**** Records for this exercise ****

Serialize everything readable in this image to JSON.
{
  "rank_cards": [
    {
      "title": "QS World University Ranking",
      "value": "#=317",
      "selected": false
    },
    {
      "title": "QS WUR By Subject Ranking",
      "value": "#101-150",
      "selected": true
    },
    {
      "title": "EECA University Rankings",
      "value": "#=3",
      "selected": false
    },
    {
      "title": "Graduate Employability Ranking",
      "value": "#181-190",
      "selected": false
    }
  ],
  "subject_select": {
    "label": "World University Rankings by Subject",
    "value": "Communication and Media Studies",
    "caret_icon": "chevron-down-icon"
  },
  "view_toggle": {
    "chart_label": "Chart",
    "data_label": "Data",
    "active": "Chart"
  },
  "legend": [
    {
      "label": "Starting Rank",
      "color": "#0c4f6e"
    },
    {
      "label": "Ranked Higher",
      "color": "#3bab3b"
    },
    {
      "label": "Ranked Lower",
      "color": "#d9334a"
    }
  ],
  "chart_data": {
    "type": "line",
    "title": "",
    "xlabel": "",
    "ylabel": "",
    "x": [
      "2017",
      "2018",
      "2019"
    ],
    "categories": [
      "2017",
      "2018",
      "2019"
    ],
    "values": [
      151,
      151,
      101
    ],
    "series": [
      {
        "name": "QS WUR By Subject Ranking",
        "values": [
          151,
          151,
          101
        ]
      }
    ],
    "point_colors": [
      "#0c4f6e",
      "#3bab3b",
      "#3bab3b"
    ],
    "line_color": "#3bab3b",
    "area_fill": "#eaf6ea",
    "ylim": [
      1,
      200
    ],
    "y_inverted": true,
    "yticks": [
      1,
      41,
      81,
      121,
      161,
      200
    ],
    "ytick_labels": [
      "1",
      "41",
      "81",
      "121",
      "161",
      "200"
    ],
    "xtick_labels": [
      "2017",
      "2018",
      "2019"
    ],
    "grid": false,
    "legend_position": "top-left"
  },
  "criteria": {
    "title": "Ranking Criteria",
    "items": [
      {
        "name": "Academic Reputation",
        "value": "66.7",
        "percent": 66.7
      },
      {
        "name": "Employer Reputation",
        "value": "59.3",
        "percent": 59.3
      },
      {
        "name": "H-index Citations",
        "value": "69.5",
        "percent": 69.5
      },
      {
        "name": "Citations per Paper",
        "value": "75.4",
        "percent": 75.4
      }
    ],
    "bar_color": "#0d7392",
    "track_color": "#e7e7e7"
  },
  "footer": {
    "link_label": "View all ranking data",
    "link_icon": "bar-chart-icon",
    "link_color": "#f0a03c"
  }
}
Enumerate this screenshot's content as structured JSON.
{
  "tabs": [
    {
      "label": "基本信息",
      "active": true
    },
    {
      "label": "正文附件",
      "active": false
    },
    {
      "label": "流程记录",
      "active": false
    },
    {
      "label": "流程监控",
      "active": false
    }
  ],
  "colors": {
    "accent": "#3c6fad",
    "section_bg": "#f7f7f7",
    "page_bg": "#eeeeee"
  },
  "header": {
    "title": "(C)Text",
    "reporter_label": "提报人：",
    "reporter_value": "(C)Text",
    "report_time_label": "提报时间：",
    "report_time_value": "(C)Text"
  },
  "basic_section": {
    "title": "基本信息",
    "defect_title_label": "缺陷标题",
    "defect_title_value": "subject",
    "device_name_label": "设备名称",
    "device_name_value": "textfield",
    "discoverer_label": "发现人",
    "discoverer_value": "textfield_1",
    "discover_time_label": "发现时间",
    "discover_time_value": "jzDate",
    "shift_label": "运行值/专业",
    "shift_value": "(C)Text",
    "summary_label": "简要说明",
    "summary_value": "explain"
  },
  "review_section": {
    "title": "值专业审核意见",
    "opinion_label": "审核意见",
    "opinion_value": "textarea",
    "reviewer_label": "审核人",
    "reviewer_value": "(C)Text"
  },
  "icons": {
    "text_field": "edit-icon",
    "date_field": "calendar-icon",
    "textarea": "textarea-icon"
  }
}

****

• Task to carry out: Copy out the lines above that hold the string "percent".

• Response to this task:
        "percent": 66.7
        "percent": 59.3
        "percent": 69.5
        "percent": 75.4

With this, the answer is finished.